It’s better to be talked about then not talked about. Every little discussion of your career, be it in hate or admiration, on forums or on blogs, will keep you afloat. Only when you’re not talked about is your career over. Every time someone moans about one of my blog posts, they send a few hits my way, and some of these new readers stay. (Best thing to kill a book? Silence it.)
Never reveal your age if you’re under thirty. I don’t get it, and in discussion with other youngish authors, this isn’t an uncommon trend – people rarely take you seriously when you’re an author in your twenties. It’s absurd that anyone under that age should have the right to be published. What were you thinking? Because it’s not as though you sacrificed years of your life to get where you are, youngster. Oh hang on.

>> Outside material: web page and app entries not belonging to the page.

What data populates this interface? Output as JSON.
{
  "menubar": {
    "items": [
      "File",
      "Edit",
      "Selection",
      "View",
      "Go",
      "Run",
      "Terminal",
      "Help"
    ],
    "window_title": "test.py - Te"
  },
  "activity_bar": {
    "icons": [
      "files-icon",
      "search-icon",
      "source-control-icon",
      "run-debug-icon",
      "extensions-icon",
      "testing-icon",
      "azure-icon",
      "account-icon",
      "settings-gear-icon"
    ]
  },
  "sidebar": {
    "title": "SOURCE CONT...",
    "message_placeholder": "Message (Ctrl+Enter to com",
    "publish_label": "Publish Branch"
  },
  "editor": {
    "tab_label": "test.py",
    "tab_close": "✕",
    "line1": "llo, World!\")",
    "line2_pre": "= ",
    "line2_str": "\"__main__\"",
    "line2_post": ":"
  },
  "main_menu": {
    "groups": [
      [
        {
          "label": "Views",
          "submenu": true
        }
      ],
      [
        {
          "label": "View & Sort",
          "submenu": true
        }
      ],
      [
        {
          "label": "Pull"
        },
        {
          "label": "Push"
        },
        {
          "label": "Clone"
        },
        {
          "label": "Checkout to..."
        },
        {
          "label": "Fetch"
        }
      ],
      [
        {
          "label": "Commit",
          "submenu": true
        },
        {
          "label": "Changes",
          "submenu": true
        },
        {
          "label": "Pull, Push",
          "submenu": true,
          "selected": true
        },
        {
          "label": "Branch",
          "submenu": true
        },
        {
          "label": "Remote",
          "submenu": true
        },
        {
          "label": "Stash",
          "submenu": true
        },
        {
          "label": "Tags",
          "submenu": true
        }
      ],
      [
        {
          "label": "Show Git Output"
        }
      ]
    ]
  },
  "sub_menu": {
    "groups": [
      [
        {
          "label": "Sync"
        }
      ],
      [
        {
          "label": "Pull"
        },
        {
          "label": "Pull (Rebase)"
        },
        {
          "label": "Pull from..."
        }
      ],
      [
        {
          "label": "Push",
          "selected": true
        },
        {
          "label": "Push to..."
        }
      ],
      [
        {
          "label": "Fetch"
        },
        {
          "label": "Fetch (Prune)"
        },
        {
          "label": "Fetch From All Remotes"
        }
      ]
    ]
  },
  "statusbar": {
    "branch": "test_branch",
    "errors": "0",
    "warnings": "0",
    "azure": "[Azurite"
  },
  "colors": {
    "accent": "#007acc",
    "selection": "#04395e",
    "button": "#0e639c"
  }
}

Being compared to great authors brings out the freaks. In online debate, that is. If some newbie writer DARES to have their work compared to MY favourite author, then I WILL DESTROY THEM, is pretty much the style of response. I like to think upsetting a few people is a good thing, ultimately – it keeps the conversation going, at least, and shows that people care enough to complain, but many readers are hugely territorial over their favourite writers. I actually think a bad thing for me was when The Times made a vague Gene Wolfe comparison due to the dying earth thing – he has a very particular fanbase, and they expect that same dense writing style in any text that dares to receive such a comparison – in the 21st century marketplace, to have a career, that isn’t really possible. I’ve think I’ve disappointed more than a few readers after that.
Do not feed the trolls. Just don’t. Don’t get into flame wars. Don’t get into debates you can’t handle. There are more haters out there than there are of you. Following such debates, Joe Abercrombie once told me, brings only tiredness. He wasn’t wrong.
That said, a little controversy goes a long way. So long as a) you’ve got the chops to back it up and b) you don’t deliberately set out to insult people. Miraculously, internet debate can be a good thing, with pleasant exchanges. That particular exchange brought me several thousand extra hits for the month, and most of them seem to have stuck around.
Blogs are as important as the books, and authors are a brand. Just looking at these web stats, over 80% of searches are for my author name (frequently misspelt…) and only a small percentage are for book titles. That in itself deserves a full blog post. And in meatspace, so many people have complimented me on this blog – possibly as many as have commented on the books. I don’t know if they’ve read the books afterwards and, to be honest, that’s not actually important to me. Blogging is a fun, instantaneous activity. (Though it’s far from the notebook I originally wanted it to be. Maybe it will change in the future.)
You can’t complain about the industry to anyone other than another writer. Who cares about the fortunes of a poor published writer? Never mind that it takes a year to build something but just a few minutes to take it down to Chinatown. You can’t complain about that. And who’s going to understand such moaning? Certainly not people who would love to be poor published writers.
No matter what you do, someone will hate you. They’ll hate you for having a book out, being on the internet, looking like so-and-so, engaging in debate, not engaging in debate, whatever. And Lou Anders once told me that if no one hates your book, you’ve not got big enough distribution.